  6. James Schee

    I actually have enjoyed the Cheeky Angel books I’ve read.(up to 9) Nothing truly grand about it, but I thought it was funny and am curious to see what happens to Meg.

    Yet I can’t seem to find the series in stores anymore.

  7. I got bored with Cheeky Angel, XXXholic, and Crimson Hero, too. I still like Kitchen Princess.

  8. I never did follow up with XXXholic after reading the first volume. It was good (like much of CLAMP’s stuff), but it didn’t do much for me. Neither did Tsubasa (just sold a pile of those volumes on eBay).

    The only series I can think of that I dropped (or stopped reading) for whatever reason only to pick up again later were Maison Ikkoku and Cardcaptor Sakura, both of which I then kept up with until the end (and in Maison Ikkoku’s case, it was really worth it!).

  9. Oh, yeah, Maison Ikkoku! I came back to that after years, once they started coming out in the $10 format, and stuck with it til the end.

  10. [...] a similar vein, Johanna Draper Carlson catches up with some series she had [...]

  11. [...] Johanna Draper Carlson on later volumes of series that she’d previously [...]

  12. Actually, Holic totally recovered for me in the tenth volume. from about 7-9, I felt like it was dragging its feet for some reason and was getting pretty frustrated. Volume 10 was more plot development than that series has had, ever. I still kinda liked the dragging parts, but it made me mad that CLAMP waited so long to reveal the roles of the other two human characters.

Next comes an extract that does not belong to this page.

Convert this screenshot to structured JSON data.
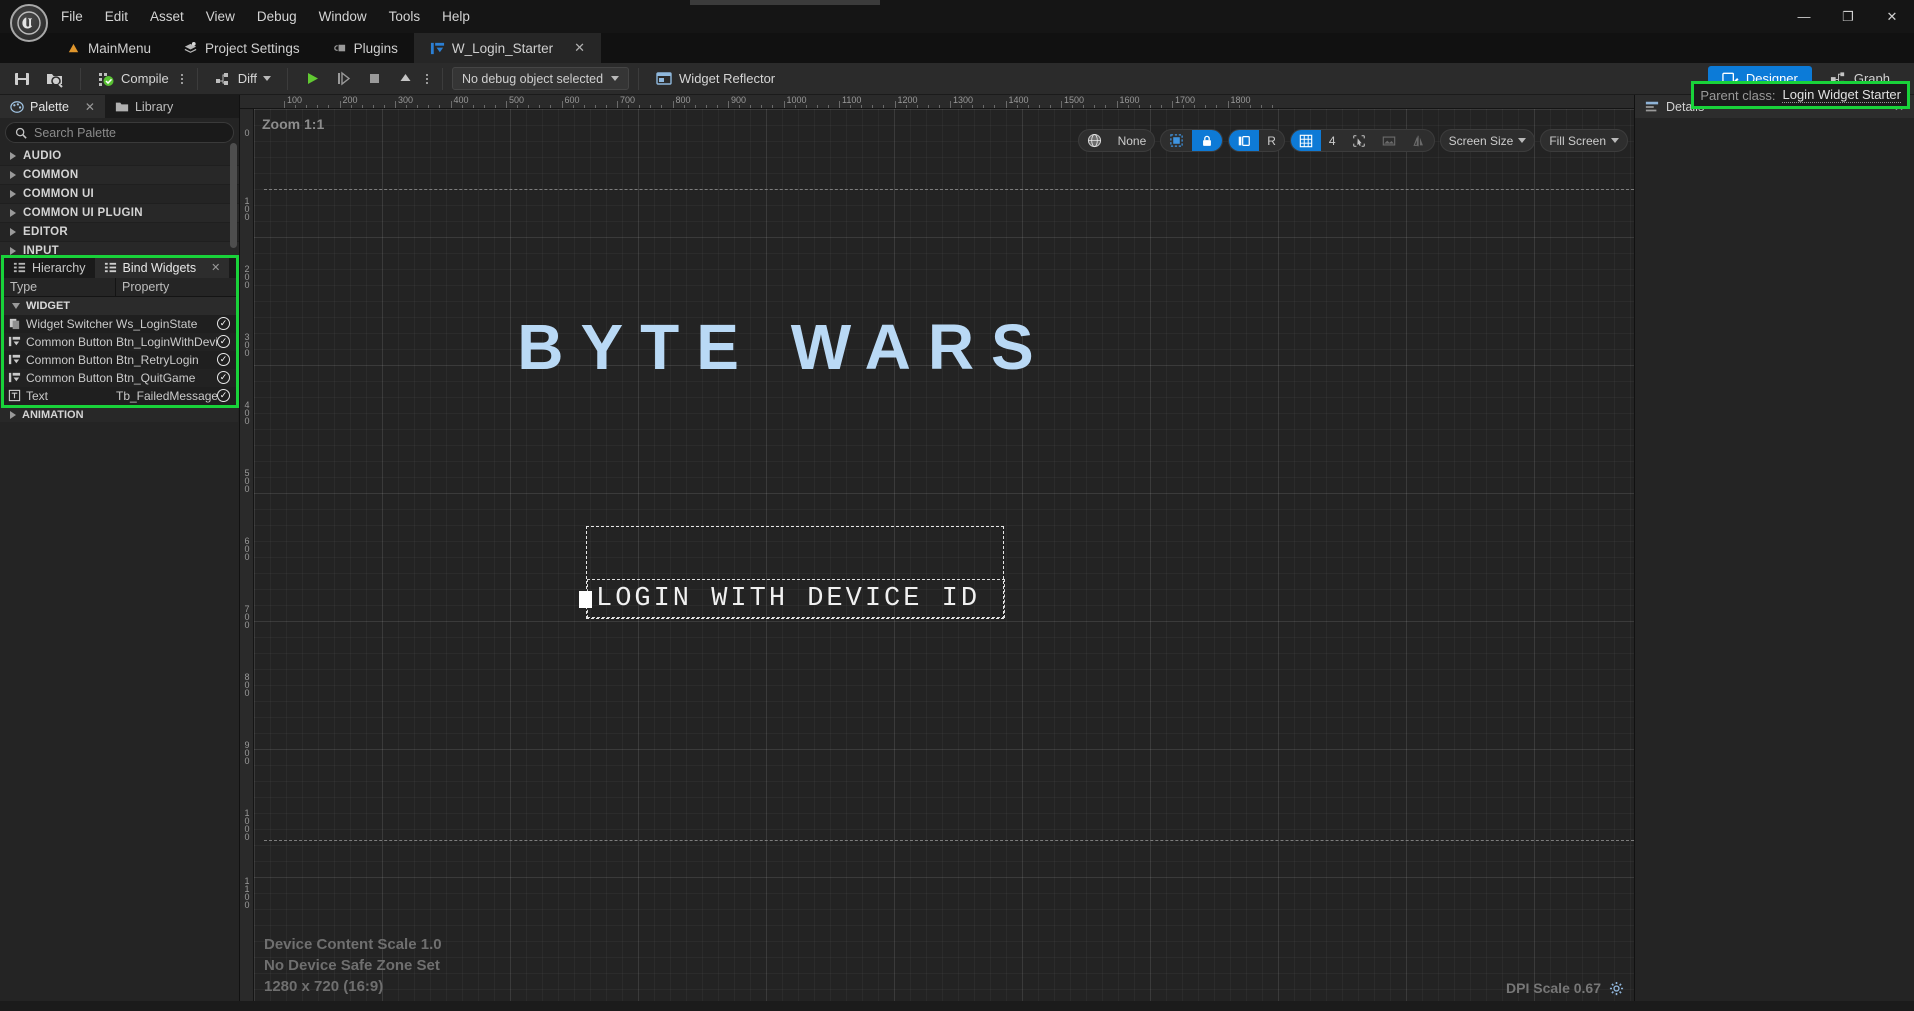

  13. Hmmm… I was thinking about searching out V3-9 to catch up, but your comment makes me think I might not want to bother. What was happening in 7-9 if there was no forward plot movement?

  14. To feel the power of the music of Nodame, just watch the anime or the Live Action drama. Inspired a few kids I know to start piano lessons.

  15. [...] time I think I should start following this series again (as I did after the last book), I hit a bum entry in the series that kills my enthusiasm. Maybe it’s just me. (A [...]

  16. i love kitchen princess…
    because i love cooking….
    i can make a cake tart,soup,chicken crispy,burger,spagheti,tom yam n donnat,some want need?

  17. Well, I read a whole lot of different types of manga, and I have to say Nodame Cantabile is one of my favorites. It’s in my top 5 list. I already love music, but I found that it got me more interested in the orchestra made me listen to more classical music.

  18. [...] of the series about a volleyball player, that I would be lost. The last couple of times I’d tried the series, the emphasis was more on relationships, less on sports competition, so it was hard to [...]

Leave a Reply

Comments are closed.